Items from a dataset
-- Opening Marker --

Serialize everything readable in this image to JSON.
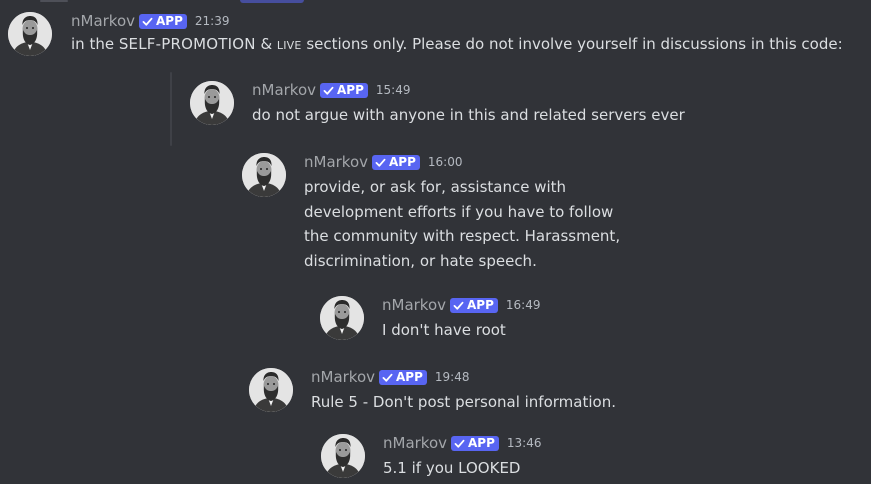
{
  "messages": [
    {
      "username": "nMarkov",
      "badge": "APP",
      "time": "21:39",
      "text_parts": [
        "in the ",
        "SELF-PROMOTION",
        " & ",
        "live",
        " sections only. Please do not involve yourself in discussions in this code:"
      ]
    },
    {
      "username": "nMarkov",
      "badge": "APP",
      "time": "15:49",
      "text": "do not argue with anyone in this and related servers ever"
    },
    {
      "username": "nMarkov",
      "badge": "APP",
      "time": "16:00",
      "lines": [
        "provide, or ask for, assistance with",
        "development efforts if you have to follow",
        "the community with respect. Harassment,",
        "discrimination, or hate speech."
      ]
    },
    {
      "username": "nMarkov",
      "badge": "APP",
      "time": "16:49",
      "text": "I don't have root"
    },
    {
      "username": "nMarkov",
      "badge": "APP",
      "time": "19:48",
      "text": "Rule 5 - Don't post personal information."
    },
    {
      "username": "nMarkov",
      "badge": "APP",
      "time": "13:46",
      "text": "5.1 if you LOOKED"
    }
  ],
  "colors": {
    "background": "#313338",
    "badge": "#5865f2",
    "username": "#a3a6aa",
    "text": "#dbdee1",
    "timestamp": "#b5bac1"
  },
  "icons": {
    "avatar": "bearded-man-portrait-avatar",
    "badge_check": "checkmark-icon"
  }
}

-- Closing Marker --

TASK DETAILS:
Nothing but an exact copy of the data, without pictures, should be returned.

TASK SOLUTION:
Serialize everything readable in this image to JSON.
{
  "messages": [
    {
      "username": "nMarkov",
      "badge": "APP",
      "time": "21:39",
      "text_parts": [
        "in the ",
        "SELF-PROMOTION",
        " & ",
        "live",
        " sections only. Please do not involve yourself in discussions in this code:"
      ]
    },
    {
      "username": "nMarkov",
      "badge": "APP",
      "time": "15:49",
      "text": "do not argue with anyone in this and related servers ever"
    },
    {
      "username": "nMarkov",
      "badge": "APP",
      "time": "16:00",
      "lines": [
        "provide, or ask for, assistance with",
        "development efforts if you have to follow",
        "the community with respect. Harassment,",
        "discrimination, or hate speech."
      ]
    },
    {
      "username": "nMarkov",
      "badge": "APP",
      "time": "16:49",
      "text": "I don't have root"
    },
    {
      "username": "nMarkov",
      "badge": "APP",
      "time": "19:48",
      "text": "Rule 5 - Don't post personal information."
    },
    {
      "username": "nMarkov",
      "badge": "APP",
      "time": "13:46",
      "text": "5.1 if you LOOKED"
    }
  ],
  "colors": {
    "background": "#313338",
    "badge": "#5865f2",
    "username": "#a3a6aa",
    "text": "#dbdee1",
    "timestamp": "#b5bac1"
  },
  "icons": {
    "avatar": "bearded-man-portrait-avatar",
    "badge_check": "checkmark-icon"
  }
}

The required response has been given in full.